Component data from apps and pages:
◆ ◆ ◆ ◆ ◆
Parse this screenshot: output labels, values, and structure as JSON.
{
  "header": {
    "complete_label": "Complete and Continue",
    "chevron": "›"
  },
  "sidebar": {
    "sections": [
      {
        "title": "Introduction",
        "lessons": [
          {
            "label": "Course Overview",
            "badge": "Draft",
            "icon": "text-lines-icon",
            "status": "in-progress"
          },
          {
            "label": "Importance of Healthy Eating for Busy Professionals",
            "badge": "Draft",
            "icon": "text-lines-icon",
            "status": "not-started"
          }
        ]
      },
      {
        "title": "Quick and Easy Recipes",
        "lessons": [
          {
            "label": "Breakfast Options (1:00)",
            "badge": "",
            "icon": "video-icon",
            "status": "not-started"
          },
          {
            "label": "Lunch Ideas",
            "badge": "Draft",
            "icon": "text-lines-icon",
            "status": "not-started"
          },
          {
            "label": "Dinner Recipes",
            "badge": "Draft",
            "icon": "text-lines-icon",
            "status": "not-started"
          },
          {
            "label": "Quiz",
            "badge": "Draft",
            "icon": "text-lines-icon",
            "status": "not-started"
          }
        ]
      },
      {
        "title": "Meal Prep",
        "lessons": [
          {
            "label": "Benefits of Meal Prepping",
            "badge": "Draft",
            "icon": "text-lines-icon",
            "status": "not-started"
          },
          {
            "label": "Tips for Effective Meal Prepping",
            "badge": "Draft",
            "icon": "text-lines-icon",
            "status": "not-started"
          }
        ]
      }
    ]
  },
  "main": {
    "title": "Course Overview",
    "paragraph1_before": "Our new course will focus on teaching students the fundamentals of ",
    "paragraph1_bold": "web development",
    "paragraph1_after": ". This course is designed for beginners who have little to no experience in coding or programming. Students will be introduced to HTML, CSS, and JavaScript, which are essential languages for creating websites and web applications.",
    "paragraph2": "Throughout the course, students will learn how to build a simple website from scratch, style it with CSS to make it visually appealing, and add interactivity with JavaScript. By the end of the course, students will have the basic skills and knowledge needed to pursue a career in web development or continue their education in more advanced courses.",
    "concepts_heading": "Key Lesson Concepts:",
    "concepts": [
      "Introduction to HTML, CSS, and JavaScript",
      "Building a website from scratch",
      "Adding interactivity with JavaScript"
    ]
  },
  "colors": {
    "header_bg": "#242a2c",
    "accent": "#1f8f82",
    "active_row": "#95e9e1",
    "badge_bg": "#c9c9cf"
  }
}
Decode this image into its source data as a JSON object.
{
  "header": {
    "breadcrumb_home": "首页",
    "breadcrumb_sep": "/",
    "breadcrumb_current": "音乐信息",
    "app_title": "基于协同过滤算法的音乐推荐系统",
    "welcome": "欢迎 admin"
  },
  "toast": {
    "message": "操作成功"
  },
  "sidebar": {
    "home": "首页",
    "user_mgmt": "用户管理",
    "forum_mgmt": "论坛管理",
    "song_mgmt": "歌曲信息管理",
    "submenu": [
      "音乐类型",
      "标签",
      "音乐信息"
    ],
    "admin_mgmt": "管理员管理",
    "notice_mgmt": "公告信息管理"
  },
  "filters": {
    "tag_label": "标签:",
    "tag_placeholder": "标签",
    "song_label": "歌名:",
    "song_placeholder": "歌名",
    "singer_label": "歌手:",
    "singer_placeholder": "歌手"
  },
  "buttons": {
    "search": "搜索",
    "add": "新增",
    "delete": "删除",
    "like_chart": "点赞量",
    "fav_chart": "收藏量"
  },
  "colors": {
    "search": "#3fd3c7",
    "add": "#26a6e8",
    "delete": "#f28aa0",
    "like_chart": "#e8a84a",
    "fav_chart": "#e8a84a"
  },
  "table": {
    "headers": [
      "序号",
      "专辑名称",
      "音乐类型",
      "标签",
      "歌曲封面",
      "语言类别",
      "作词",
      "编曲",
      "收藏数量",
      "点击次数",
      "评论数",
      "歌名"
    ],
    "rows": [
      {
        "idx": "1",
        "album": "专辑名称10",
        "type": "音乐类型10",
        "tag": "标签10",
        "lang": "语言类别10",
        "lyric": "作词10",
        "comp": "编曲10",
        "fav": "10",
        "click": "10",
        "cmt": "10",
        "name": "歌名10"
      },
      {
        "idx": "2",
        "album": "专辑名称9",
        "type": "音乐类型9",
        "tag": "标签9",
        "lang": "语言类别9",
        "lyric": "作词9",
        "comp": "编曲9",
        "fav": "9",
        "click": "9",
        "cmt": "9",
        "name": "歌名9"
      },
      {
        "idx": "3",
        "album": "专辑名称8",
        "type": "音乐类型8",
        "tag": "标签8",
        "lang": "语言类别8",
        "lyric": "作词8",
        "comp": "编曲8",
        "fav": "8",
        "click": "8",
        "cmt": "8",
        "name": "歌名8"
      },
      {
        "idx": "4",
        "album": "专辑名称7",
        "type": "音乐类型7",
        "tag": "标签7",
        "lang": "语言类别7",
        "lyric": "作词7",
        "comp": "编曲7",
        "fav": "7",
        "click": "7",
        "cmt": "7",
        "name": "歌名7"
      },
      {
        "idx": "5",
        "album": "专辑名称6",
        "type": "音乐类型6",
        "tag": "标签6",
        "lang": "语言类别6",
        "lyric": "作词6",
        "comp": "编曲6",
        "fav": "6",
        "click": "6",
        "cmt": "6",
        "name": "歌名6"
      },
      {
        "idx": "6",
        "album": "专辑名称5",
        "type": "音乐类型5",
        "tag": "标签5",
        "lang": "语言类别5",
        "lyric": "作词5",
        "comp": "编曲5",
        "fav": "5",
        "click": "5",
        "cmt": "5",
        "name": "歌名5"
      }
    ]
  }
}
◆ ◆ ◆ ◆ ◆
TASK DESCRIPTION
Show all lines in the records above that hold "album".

RESPONSE BOX
        "album": "专辑名称10",
        "album": "专辑名称9",
        "album": "专辑名称8",
        "album": "专辑名称7",
        "album": "专辑名称6",
        "album": "专辑名称5",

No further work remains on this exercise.